Michał Kaźmierczak spent 7 months to create the iconic gates of Erebor as seen in The Hobbit. The scene shows the meeting between Bard the Bowman and Dwarfs. This colossal build is 5’3″ tall, and you have to see it with the builder to appreciate the scale.
I don’t know which I love more in this Guilds of Historica build by Jacob Nion – the very believable battle-worn siege tower, or the fantastical yet beautifully constructed rhino that’s pulling it. Let’s hope this practice doesn’t lead to rhino’s in GoH becoming as endangered as they are on our planet!

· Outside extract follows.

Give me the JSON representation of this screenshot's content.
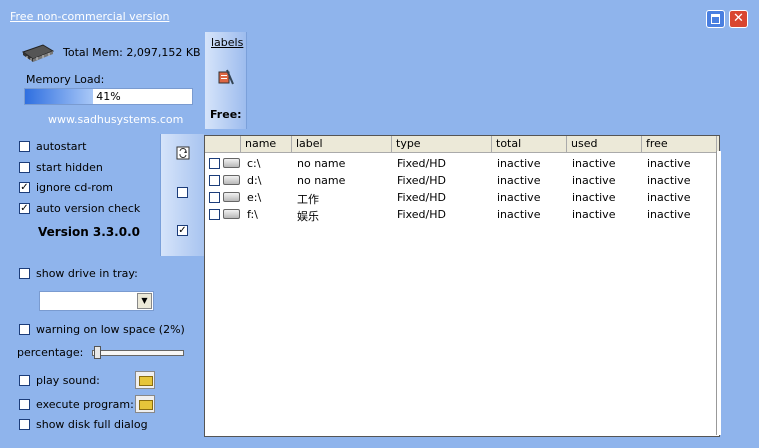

If you like big castles, we got another treat for you. This work by Marco den Besten (‘Ecclesiastes) and Tijger-San features a classical approach of using blocky gray wall and towers, but the patterns in the architecture makes an otherwise simple structure appear ornate. You can see more photos of the creation on Eurobricks.
It’s been a rough winter all around, though I am glad most of our snowy adventures do not involve storming a tall tower. Isaac S (soccersnyderi)’s little build is quite clever, and I do appreciate some of the techniques he used here. It definitely avoids being a boring tower, and I like the cold feel of the whole build.
It’s probably fair to say that the “higgledy-piggledy” castle style – featuring crumbly textured walls, sagging Tudor woodwork and an obligatory splash of color – has become a popular trope amongst castle builders over the past couple of years. So it’s always nice when one of the progenitors of this style produces something that lifts it to a higher level (literally)…
Behold, All Hallows Keep by Luke Watkins Hutchinson (aka Derfel Cadarn):
It’s been a bit since we featured a castle creation on here, and I think it’s high time!
This tower by Marco den Besten (ecclesiastes) is just full of great details to draw the eye and avoid the big-grey-wall syndrome. I love the decorative elements at the top of each tower, and the lines on the main door. I particularly like the off-angle of the tower in the far back right.
Open the tower to reveal the gold within:
Smaug! Using some pretty great techniques, Finn Tegotash has recreated the head of everyone’s favorite gold hoarder: Smaug the Magnificent.
I particularly love the use of seats for scales, the horse saddle for the nose and a window for the lower jaw. But what really impressed me was the the Dwarven runes he created using LEGO string:
Spoiler alert! The above translates to the first word in this post.
This build, by Tyler, depicts the sad end of a tragic story. We don’t know the details but we know it didn’t end well.
I love the construction here of the hand and chains, of course. But I think the unsung hero here is the backdrop. That is some lovely brickwork going on there!